It was an alarm-clock Saturday morning after a late night Friday LA blogger party, not that I had to greet morning’s first rays … I just had to get up and drive out to Moorpark for a CNPA-sponsored event for high school journalists.
My portion of the program was on media convergence. The keynote speaker was LAT reporter Chris Reynolds. He gave a great talk, but what was most interesting was in our chat afterward, was how much our lives have crossed without ever intersecting until now. In the late 1970s, while he was a student at Patrick Henry High School, I was a student at neighboring Grossmont. He went to work the San Diego Union and covered Santee. A few years later, I covered Santee for the Daily Californian. His father was journalism professor at Grossmont College. A few of my pals, including Buddy Blue and Barry Jantz, went through that program. Both Chris and I eventually moved to Ventura for media jobs.

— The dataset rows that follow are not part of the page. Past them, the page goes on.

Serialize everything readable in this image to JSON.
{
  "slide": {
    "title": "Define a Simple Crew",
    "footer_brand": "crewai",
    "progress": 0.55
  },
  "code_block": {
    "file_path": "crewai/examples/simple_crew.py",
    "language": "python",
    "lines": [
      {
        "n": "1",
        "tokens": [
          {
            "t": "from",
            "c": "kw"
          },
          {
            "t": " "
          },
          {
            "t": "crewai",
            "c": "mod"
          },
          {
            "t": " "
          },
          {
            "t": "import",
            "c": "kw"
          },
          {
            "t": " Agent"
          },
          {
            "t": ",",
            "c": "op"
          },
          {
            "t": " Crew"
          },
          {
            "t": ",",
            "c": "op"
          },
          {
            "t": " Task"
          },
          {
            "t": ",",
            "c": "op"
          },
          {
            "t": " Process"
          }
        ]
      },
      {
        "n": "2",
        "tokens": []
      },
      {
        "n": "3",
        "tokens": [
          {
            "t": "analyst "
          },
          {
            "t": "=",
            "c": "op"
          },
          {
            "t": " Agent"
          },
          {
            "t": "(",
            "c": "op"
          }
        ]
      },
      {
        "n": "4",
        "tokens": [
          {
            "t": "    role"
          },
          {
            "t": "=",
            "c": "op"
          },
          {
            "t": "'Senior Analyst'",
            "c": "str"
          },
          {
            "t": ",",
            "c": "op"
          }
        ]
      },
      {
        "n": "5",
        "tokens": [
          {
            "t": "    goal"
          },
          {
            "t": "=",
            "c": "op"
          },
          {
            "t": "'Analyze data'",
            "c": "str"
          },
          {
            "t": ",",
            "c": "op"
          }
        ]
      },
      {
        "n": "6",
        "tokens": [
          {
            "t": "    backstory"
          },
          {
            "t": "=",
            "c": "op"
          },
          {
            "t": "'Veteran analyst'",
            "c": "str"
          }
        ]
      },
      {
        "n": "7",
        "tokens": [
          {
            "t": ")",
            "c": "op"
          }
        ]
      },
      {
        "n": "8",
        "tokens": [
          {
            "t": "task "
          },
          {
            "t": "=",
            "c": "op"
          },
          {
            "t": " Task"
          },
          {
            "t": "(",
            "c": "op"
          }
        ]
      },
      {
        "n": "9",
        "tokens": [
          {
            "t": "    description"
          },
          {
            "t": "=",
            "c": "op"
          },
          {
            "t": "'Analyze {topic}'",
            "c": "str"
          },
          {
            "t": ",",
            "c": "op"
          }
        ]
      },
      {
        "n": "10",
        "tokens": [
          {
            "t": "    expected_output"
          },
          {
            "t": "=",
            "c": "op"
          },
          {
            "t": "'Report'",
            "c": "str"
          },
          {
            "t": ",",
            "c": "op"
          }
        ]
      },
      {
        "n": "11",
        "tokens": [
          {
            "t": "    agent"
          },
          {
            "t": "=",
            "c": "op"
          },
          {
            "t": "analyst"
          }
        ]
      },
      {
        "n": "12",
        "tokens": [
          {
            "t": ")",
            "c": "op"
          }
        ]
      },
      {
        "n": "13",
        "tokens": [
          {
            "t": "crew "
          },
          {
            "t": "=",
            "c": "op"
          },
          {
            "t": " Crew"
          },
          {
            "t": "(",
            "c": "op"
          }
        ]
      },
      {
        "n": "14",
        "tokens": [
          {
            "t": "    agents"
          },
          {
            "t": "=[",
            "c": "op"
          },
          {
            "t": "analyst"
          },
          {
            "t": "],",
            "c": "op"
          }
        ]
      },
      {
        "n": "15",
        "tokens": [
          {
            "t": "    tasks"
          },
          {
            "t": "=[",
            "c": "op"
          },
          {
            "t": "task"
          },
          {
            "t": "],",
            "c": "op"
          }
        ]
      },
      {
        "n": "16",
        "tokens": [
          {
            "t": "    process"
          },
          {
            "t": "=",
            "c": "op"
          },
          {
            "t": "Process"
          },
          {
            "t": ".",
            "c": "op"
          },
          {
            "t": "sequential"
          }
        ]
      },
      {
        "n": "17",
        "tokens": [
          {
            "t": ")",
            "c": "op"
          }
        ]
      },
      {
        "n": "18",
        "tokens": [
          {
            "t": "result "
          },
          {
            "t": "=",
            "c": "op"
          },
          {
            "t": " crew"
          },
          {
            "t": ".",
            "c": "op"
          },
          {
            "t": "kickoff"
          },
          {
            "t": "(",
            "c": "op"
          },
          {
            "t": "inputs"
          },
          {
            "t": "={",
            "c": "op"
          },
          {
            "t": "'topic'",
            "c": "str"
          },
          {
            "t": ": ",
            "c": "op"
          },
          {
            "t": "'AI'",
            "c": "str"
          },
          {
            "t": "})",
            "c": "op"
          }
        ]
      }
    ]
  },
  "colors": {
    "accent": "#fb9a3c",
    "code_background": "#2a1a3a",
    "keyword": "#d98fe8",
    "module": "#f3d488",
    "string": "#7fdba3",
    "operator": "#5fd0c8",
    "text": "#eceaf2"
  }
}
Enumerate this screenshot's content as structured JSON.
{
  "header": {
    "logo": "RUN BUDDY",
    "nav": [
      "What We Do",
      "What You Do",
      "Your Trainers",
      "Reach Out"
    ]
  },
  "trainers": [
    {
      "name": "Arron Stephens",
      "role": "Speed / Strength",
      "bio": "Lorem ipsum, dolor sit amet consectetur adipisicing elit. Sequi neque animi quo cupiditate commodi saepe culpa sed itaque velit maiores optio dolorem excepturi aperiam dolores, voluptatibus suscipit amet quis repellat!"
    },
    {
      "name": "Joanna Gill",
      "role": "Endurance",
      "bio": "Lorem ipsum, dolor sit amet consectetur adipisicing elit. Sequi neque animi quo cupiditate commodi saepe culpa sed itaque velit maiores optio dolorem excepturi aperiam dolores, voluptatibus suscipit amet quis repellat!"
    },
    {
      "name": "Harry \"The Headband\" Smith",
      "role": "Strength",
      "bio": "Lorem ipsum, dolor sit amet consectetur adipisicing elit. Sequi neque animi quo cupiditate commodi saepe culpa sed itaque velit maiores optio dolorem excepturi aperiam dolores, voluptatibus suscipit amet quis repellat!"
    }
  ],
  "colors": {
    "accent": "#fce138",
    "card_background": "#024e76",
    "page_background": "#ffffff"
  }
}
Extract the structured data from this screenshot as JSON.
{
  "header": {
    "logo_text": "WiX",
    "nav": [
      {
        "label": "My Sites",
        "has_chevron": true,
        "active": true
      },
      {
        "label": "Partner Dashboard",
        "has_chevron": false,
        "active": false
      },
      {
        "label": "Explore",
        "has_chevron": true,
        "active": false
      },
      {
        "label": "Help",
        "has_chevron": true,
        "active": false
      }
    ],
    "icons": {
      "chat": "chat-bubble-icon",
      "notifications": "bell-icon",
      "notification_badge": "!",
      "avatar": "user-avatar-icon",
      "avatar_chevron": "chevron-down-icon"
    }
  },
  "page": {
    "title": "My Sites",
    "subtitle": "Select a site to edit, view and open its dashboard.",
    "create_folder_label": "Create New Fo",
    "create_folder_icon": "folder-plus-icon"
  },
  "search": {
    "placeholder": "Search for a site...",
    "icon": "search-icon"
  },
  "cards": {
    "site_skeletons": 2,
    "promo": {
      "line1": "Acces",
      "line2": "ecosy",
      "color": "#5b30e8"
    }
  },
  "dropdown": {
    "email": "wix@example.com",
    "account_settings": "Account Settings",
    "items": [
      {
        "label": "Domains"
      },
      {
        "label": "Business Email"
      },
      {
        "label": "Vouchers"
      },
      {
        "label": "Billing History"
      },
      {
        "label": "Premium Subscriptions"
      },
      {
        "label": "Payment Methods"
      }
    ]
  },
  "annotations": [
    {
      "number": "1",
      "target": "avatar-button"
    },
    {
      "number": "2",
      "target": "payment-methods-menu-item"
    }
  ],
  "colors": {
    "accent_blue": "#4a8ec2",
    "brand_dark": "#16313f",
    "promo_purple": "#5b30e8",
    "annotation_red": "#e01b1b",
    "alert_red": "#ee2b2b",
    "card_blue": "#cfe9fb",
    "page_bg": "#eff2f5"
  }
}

Among Reynolds’ anecdotes was about how in journalism good luck can become bad luck and sometimes come back around to good luck again. When he was a reporter at the Union, he read a story one morning about how the high court had ruled that police did not need a search warrant to go through people’s garbage when it was parked on the public curb waiting for pick up. He happened to know where police chief (now sheriff) Bill Kolendar lived. Reynolds reasoned: If it’s OK for the police to go through my garbage, than it must be OK for me to go through police garbage.
After pitching his editor, Reynolds ran the story past the corporate attorney who saw no legal problems.
One morning at 4 a.m., Reynolds piled three bags of Kolendar’s refuse in the back of his Datsun and drove to Balboa park to sift through the chief’s discarded mail, credit card bills and Weight Watchers cartons. It was one of those stories, Reynolds noted, that just falls into your lap. The “garbology” expert he found to comment on his findings only made the story better.
With the story nearly written, Reynolds knew he needed to call Kolendar for comment, but at about this time he remembered that Editor-in-Chief Gerry Warren was friends with the top cop and he suggested that his A.C.E. give Warren fair warning. Warren’s first words were, “Not in my newspaper.” The story was killed.
Now, for the rest of the story. About 18 months later, Reynolds interviewed for a spot on the LAT’s Ventura staff. In the group interview, one of the editors asked Reynolds if he had ever had a story spiked and why, so Reynolds told the tale of Kolendar’s garbage and Warren’s cronyism. The story so entertained the LAT editors that Reynolds interview was a breeze the rest of the way, and he got a better job for more money at a larger paper.
Barrett strikes me as exceptionally intelligent man, though shy. He’s just starting at the Times and indicates he has a new level of authority to make changes, so it will be interesting to see what he does with the site.
More pictures from the bash on Buzznet.